This work addresses the sustainable cyber security of modern and future critical digital and industrial infrastructures, as exemplified currently by the Internet of Things (IoT) paradigm. Topics covered include helping people protect themselves and their communities against cyber-physical attacks in XR by providing them with machine learning-derived information and context; sharing information efficiently in complex IoT environments with forecasting and optimisation techniques; and defending Industrial Control Systems from cyber threats and human errors through applied cryptography.

Among recent activities relevant to this strand of research is the C4IIoT project (Cyber security 4.0 - Protecting the Industrial Internet of Things), which builds and demonstrates a novel and unified Industrial IoT cyber security framework for malicious and anomalous behaviour anticipation, detection, mitigation and end-user informing.

Trustworthy AI

With AI fast becoming a part of daily domestic life, this work conducted at CS2 focuses on protecting users automatically as well as ensuring they themselves can tell when their AI is misbehaving or has been maliciously manipulated. Topics covered include protecting AI and machine learning (ML) applications through adversarial modelling, anomaly detection and prevention; studying different humans’ ability to recognise malicious AI through personal profile context and experimental evaluation of brain activity; and assessing legal and ethical challenges of AI from an international law perspective.

A current example of our work on trustworthy AI is the CHAI project (Cyber Hygiene in AI-enabled Domestic Life), which seeks to guard non-expert users against AI security breaches. Funded by the EPSRC, CHAIimproves the transparency of AI design empowering users to protect themselves and develop new training programmes to enhance their “defending” skills.

Improving Efficiency of Digital Forensics

Combining technological, legal and psychology expertise, we explore novel approaches to support digital investigations in a manner that preserves privacy and is cost-efficient. Topics covered include identifying criminal profiles through visual evidence, whether from cyber or physical sources; improving outcomes in community-led missing person projects through digital forensic and open-source intelligence analysis tools; and admissibility of digital forensic techniques and tools in prosecuting digital crimes.

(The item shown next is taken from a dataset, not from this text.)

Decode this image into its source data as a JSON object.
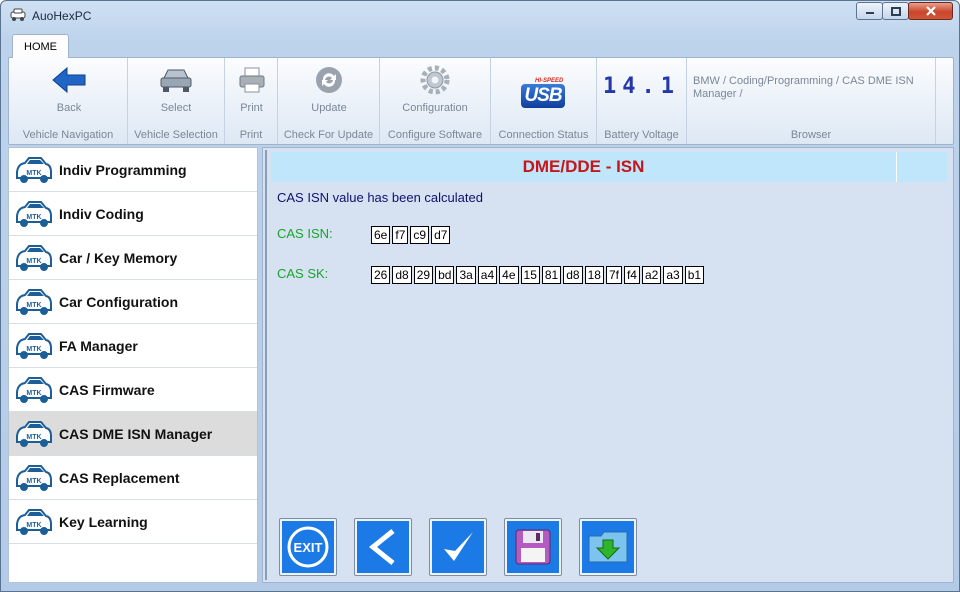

TRILLION (Trusted Citizen-LEA collaboration over social networks) is a project relevant to this strand of research in which we developed an innovative socio-technical platform fostering effective collaboration between citizens and law-enforcement agencies.

Certified Sustainable Security and Privacy

This important strand of research looks at safeguarding the security and privacy of those using digital technologies in a manner that is verifiable. Topics covered include sustainable protection of software through inductive and deductive verification; legal challenges to assure fairness and digital rights in modern software; studying resilient personalised healthcare services; and threat modelling and strategic decision support through cyber security modelling and game theory.

A recent example of our work on certified sustainable security and privacy is ENSURESEC. Funded by the European Commission,, we developed a sociotechnical solution for safeguarding the EU’s Digital Single Market’s e-commerce operations against cyber and physical threats.


CS2 members produce around 40 journal and conference publications per year. Examples related to each research strand are:

Teaching and training

As well as supporting postgraduate students exploring a range of cyber security topics, the CS2 offers continuing professional development. A recent example is a CPD course on digital forensics for law enforcement agencies.